Mexico allows GM corn for feed and industrial use
FEBRUARY 14: Mexico on Monday scrapped plans to ban the use of genetically modified corn for feed, but kept plans to ban the use of genetically modified corn in food and ban the herbicide glyphosate.
Mexico's Economy Ministry said the government scrapped plans to ban genetically modified corn for animal feed and industrial use from January 2024. The new measures will come into effect on Tuesday (14th).
Mexican officials say they still plan to ban the use of genetically modified corn to produce food for human consumption. Mexico's health regulator (COFEPRIS) will be in charge of authorizing GM corn as animal feed or for industrial production, subject to availability. Mexico will also revoke authorizations and permits for the import, production, distribution and use of the herbicide glyphosate.
Mexican President André Manuel López Obrador (AMLO) issued a decree in 2020, planning to phase out imports of genetically modified corn and the herbicide glyphosate by January 2024.
Mexico imports about 17 million tons of genetically modified yellow corn from the United States each year, much of it for animal feed.
Over the past few months, U.S. officials have expressed serious concern about Mexico's GMO ban. U.S. trade negotiator De Qi threatened in January that the U.S. would consider all options, including formal steps to enforce rights under the U.S.-Mexico-Canada Agreement (USMCA). U.S. officials say Mexico's GM ban could disrupt the multibillion-dollar U.S.-Mexico bilateral agricultural trade.

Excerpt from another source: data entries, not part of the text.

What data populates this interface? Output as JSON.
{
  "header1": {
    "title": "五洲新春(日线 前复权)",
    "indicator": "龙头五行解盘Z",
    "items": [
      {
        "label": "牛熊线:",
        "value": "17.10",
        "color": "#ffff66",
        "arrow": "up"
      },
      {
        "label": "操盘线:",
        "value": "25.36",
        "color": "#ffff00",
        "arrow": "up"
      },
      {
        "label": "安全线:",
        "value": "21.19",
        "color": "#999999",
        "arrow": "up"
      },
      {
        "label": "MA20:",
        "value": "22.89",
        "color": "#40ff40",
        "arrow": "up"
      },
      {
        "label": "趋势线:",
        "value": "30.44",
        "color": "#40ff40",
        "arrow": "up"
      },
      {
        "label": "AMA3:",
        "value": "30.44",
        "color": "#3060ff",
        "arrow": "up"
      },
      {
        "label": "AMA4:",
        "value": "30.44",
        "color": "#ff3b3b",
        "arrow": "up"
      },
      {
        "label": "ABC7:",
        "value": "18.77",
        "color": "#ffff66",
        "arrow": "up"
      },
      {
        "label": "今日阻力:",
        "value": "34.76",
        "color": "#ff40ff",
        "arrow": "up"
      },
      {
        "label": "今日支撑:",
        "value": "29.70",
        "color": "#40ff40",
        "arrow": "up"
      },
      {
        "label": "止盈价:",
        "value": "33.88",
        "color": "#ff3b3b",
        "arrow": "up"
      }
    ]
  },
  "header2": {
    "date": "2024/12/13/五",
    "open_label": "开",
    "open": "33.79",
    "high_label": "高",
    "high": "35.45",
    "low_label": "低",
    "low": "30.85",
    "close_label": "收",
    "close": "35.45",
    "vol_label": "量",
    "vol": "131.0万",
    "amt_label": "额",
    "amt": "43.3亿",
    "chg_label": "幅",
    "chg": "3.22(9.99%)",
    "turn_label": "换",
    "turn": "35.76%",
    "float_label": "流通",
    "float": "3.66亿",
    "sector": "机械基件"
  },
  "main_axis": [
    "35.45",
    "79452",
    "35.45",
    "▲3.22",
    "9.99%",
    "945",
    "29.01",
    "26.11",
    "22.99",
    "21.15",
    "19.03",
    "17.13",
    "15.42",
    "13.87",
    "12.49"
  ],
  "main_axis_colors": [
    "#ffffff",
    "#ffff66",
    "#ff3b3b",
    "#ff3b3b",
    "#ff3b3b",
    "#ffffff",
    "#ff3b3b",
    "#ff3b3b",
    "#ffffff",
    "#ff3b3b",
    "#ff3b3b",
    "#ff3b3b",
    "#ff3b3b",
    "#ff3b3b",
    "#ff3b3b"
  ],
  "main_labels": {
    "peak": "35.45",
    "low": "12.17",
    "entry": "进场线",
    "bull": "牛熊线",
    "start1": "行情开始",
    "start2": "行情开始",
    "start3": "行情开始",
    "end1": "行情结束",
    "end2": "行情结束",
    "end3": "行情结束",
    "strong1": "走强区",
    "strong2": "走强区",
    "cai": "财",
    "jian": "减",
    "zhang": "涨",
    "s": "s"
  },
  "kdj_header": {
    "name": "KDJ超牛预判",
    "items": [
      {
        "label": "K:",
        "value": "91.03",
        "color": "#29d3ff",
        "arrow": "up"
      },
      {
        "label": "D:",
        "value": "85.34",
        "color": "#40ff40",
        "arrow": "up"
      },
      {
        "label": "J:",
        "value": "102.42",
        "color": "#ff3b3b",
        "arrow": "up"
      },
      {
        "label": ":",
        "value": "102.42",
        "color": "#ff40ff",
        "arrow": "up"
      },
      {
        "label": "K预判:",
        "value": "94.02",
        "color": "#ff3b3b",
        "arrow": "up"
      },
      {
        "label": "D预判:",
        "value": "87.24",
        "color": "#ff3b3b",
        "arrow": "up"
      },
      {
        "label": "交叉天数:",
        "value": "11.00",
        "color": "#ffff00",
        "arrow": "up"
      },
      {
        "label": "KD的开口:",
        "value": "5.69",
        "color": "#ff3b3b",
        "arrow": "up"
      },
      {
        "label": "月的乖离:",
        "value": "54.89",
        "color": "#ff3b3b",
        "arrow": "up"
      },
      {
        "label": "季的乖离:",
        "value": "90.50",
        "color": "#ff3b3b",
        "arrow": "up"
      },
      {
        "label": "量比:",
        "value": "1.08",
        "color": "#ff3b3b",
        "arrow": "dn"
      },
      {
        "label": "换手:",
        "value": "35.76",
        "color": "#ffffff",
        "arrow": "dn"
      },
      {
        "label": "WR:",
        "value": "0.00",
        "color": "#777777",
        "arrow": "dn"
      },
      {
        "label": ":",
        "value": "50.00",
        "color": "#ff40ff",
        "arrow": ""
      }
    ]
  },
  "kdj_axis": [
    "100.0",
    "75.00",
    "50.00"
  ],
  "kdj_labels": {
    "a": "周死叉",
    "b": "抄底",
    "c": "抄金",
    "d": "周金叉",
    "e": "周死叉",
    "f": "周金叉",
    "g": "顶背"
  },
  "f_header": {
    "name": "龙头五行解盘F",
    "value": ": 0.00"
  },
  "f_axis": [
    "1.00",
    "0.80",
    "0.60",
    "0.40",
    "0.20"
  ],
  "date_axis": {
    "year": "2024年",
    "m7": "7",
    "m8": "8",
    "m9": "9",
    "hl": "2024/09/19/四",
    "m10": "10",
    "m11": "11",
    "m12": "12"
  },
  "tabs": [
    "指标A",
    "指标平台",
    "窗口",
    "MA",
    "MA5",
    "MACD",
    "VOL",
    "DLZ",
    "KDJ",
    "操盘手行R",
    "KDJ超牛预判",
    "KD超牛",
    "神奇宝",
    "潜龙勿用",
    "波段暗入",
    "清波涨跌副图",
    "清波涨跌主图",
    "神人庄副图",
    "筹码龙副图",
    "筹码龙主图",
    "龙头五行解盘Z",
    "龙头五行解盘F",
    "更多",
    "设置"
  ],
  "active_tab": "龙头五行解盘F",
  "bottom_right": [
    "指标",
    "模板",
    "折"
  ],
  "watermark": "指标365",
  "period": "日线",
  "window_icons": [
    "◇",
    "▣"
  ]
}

The new U.S. agricultural trade chief said last week that he had given Mexico until Feb. 14 to respond, demanding an explanation of the science behind Mexico's planned ban.